Sunday 25 August 2019

Boherbue artist's work on show at prestigious RHA exhibition

Joseph Heffernan making waves in the contemporary Irish art world

Bill Browne

For the second year in succession, a work by a young Boherbue artist has been included in the prestigious annual Royal Hibernian Academy (RHA) exhibition.

Joseph Heffernan (32) has been making quite a name for himself within the Irish art world in recent years, with his works being showcased at a number of high-profile exhibitions across the country. 

His work 'The Warriors' featured in the 2019 RHA exhibition and was sold to a private buyer for €600. 

Having completed a course in Art and Design at Cork's Coláiste Stiofáin Naofa in 2005, Joseph went on to receive a BA Honours from the Crawford College of Art and Design, and subsequently studied Painting as a Masters student at the National College of Art and Design in Dublin from 2013 to 2016. 

Based between Dublin and Cork, Joseph was a founder of Sample Studios in Cork, of which he is currently a studio member in addition to being an associate member of Belfast-based Catalyst Arts. 

His work was recently profiled in the Sunday Independent's Art Review, with particular emphasis placed on his work 'Crusade', an abstract oil-on-board painting of a knight on horseback preparing to go into battle. 

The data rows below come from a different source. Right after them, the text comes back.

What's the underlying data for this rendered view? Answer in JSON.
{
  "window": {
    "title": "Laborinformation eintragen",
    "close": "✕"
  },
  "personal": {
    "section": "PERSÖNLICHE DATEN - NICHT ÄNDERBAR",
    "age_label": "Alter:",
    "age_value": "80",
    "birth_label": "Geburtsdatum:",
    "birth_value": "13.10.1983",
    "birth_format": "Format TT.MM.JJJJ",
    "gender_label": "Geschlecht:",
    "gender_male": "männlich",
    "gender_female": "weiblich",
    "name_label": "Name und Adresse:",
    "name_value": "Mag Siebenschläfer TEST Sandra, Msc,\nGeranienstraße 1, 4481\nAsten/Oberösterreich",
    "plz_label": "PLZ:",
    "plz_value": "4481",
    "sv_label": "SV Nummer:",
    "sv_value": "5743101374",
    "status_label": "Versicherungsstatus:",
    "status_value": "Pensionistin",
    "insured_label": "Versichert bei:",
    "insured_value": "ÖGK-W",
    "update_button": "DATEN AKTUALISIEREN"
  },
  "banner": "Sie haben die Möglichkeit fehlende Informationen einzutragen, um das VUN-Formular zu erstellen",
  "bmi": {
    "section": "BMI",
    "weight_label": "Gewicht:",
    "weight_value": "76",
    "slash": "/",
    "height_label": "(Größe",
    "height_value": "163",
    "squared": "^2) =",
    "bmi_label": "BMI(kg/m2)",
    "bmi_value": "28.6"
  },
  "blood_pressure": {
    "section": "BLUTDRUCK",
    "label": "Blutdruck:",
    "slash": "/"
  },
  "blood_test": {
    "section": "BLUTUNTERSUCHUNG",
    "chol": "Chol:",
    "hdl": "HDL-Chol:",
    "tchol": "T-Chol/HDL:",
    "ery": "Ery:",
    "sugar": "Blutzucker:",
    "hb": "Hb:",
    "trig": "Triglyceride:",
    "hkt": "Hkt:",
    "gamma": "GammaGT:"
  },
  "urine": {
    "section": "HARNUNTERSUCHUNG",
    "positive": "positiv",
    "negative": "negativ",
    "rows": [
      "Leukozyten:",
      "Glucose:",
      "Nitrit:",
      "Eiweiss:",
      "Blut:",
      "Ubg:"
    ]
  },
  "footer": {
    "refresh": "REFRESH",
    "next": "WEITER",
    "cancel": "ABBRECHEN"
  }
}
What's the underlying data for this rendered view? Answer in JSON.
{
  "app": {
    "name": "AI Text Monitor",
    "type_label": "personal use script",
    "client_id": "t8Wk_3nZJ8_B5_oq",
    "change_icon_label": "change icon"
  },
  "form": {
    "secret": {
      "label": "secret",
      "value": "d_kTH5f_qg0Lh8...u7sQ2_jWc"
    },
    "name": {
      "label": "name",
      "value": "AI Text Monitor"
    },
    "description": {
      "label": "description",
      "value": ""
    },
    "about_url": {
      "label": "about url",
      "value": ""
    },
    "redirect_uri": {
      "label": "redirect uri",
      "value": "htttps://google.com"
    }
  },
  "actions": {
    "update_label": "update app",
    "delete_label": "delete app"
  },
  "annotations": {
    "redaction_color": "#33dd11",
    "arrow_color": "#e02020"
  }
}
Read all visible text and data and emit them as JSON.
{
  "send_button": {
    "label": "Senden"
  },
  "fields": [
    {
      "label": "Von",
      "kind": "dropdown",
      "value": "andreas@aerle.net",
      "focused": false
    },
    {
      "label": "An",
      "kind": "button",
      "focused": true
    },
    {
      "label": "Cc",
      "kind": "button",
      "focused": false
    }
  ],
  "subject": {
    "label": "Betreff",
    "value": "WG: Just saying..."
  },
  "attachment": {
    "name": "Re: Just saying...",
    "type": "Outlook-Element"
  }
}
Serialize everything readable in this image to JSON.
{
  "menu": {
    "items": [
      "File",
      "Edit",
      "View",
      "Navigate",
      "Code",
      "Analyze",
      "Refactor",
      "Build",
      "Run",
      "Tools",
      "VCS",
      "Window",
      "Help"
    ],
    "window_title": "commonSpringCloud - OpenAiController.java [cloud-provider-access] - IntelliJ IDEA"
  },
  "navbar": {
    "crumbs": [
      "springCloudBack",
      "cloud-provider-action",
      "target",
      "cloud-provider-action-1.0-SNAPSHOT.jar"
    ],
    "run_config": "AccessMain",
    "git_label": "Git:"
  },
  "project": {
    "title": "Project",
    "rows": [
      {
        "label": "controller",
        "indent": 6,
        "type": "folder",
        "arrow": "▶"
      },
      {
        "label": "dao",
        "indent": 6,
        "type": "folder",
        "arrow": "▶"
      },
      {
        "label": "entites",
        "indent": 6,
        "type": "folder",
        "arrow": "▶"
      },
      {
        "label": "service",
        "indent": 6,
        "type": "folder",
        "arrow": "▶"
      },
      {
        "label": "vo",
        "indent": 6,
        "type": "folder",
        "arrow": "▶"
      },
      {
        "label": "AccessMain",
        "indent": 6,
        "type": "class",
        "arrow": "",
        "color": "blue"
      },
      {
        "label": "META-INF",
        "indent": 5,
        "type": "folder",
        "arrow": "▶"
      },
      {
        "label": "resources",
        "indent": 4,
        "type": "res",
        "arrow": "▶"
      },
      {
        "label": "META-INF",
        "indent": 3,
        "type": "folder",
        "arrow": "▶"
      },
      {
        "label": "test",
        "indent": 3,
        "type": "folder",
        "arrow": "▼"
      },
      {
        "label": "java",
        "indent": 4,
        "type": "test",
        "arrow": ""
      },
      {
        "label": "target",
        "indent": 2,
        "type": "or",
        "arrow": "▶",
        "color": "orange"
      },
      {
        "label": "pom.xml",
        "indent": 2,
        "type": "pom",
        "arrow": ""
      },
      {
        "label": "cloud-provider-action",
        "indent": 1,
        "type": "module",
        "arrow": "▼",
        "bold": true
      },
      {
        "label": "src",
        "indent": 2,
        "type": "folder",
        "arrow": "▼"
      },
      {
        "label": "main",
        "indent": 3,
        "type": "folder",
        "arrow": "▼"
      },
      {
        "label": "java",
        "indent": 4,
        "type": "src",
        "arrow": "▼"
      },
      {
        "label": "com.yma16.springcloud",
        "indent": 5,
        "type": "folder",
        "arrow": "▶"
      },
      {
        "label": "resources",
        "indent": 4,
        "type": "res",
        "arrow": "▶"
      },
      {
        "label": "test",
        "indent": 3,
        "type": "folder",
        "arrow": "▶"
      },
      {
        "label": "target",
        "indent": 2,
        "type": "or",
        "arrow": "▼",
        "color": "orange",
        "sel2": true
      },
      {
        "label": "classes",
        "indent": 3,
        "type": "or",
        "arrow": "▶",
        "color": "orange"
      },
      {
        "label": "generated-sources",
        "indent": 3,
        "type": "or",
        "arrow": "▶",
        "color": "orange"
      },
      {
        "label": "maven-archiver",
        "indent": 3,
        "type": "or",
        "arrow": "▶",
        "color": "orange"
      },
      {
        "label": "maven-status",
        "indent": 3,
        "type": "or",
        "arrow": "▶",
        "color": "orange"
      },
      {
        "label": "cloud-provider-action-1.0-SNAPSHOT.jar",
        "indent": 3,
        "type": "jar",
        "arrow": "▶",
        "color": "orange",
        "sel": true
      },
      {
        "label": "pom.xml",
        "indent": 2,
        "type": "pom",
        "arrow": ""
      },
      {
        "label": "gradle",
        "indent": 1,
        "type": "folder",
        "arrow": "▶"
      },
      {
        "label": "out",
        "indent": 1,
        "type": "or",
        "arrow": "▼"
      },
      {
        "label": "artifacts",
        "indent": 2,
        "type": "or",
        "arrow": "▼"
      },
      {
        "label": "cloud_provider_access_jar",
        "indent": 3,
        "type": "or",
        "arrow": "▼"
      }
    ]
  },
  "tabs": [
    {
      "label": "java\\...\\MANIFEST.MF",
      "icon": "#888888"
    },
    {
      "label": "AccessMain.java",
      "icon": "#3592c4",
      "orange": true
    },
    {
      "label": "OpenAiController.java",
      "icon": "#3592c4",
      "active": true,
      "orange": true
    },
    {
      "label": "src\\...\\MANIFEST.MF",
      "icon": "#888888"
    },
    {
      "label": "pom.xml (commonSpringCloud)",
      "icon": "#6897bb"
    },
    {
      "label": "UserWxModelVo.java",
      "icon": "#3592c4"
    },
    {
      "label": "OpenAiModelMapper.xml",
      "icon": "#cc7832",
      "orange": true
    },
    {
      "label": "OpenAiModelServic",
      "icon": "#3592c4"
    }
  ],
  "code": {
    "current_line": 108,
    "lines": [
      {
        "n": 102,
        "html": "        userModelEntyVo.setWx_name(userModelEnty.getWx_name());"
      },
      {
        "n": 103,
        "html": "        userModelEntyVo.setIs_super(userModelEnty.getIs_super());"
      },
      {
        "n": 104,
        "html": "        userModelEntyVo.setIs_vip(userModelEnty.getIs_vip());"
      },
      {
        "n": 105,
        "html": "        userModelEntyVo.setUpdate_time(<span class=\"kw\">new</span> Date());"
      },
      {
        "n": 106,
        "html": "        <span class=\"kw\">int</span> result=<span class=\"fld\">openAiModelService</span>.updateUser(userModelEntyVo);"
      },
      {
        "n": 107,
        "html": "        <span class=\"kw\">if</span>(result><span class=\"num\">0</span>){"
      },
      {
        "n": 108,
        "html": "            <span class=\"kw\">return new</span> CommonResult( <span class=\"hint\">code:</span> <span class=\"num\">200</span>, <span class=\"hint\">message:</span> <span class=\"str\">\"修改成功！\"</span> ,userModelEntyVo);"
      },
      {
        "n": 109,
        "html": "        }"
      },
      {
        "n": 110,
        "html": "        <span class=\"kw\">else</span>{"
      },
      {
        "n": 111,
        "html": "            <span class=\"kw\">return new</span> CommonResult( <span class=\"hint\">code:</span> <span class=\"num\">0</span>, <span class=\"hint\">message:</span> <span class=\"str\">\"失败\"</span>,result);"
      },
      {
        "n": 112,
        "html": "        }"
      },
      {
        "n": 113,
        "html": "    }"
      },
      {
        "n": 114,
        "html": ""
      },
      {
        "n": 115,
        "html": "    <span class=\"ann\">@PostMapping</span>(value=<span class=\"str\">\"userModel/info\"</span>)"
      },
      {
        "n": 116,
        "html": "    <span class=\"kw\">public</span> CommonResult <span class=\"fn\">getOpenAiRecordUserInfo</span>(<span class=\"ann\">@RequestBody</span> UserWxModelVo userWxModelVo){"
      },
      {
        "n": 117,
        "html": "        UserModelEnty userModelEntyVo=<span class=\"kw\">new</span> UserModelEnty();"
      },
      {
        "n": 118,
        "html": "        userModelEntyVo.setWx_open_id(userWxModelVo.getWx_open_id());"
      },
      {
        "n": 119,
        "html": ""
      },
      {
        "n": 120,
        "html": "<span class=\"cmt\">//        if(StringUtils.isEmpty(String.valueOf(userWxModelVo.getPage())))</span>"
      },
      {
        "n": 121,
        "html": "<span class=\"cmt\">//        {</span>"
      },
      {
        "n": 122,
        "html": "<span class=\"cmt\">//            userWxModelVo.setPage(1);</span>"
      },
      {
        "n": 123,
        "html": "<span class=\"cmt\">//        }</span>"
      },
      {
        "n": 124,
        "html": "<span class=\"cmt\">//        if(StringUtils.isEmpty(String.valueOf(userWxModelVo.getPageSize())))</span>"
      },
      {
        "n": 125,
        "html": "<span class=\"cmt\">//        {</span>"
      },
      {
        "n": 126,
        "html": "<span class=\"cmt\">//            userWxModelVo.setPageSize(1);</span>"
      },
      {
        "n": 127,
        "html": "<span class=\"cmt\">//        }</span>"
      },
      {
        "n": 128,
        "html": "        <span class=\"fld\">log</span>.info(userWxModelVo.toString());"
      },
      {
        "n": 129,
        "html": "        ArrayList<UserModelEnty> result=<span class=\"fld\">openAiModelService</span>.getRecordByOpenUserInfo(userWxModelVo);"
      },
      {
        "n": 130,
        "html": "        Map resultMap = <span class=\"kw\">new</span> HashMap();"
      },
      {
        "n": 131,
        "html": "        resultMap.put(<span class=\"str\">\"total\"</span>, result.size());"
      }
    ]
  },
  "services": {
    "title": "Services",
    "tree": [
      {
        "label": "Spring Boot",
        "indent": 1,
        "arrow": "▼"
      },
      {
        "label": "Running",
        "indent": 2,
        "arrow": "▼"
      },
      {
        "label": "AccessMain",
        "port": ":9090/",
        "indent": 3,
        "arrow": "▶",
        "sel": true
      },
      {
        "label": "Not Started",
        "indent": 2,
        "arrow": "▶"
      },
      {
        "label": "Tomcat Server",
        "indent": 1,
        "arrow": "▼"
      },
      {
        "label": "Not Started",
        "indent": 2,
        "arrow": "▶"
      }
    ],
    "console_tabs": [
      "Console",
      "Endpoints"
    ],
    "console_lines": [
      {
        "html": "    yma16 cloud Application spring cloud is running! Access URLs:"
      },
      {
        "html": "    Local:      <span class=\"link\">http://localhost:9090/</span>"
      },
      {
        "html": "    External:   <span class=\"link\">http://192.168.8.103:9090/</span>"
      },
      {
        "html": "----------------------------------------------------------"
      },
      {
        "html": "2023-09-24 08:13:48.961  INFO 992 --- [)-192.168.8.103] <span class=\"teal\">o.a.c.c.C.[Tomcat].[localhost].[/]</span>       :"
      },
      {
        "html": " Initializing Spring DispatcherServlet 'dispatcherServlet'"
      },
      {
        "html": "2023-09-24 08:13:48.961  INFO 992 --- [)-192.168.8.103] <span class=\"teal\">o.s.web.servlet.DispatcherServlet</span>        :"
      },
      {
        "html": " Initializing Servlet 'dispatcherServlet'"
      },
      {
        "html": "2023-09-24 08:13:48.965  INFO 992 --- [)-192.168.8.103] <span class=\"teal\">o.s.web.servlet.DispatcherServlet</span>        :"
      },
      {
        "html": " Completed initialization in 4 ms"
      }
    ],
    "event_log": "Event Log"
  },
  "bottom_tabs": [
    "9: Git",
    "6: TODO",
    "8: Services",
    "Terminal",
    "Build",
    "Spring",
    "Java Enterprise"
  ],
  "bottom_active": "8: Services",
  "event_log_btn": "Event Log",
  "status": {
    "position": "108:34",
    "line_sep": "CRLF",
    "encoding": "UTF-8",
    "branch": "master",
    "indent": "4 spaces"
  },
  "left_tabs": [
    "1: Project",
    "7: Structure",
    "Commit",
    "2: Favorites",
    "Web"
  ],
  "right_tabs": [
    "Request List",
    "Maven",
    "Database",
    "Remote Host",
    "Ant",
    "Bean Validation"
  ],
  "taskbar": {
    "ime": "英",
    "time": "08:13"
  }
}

Joseph said that growing up in the Boherbue countryside prior to the advent of the internet proved to be instrumental in helping to inspire his creative streak. 

"My siblings and I spent a lot of time outdoors building fortresses in the woods and things like that. There is very much an extension of that world in what I do now."

His keen interest in colour theory and the chemistry of paint is also a huge influence on his work, producing what he described as a "heightened reality and a theatrical staged element" to all his work. 

A prolific painter, Joseph often works on numerous pieces simultaneously, a process that he said allows each of the works to "feed off one another". 

"I am interested in images where you're not sure what's going on. The viewer has to fill in the blanks, so it becomes a sort of breeding ground for what people bring to it themselves," he said. 

While Joseph's works feature a wide variety of subjects, he views 'Crusade' as being very much a reflection of his own character and the manner in which he completely immerses himself in each of his creations. 

"I am a very obsessive and organised person. Crusade is really a self-reflective painting about being in the studio and all the anxieties, monomania and self-absorption that inevitably involves," said Joseph. 

While he admitted that, unlike many of his other works, Crusade does carry with it "an undercurrent of violence" it also offers an insight into the ideas of Belgian painter Michael Borreman's that 'the human being is a victim of his situation and is not free', an ethos that Joseph readily identifies with. 

"I am interested in violence, but not in any overtly political way. There is so much pointless and destructive activity in the world it really seems to me that the creative life is a noble pursuit," he said.

Now in its 189th year the RHA Exhibition will run at the Gallagher Gallery, Ely Place, Dublin until Saturday, August 10.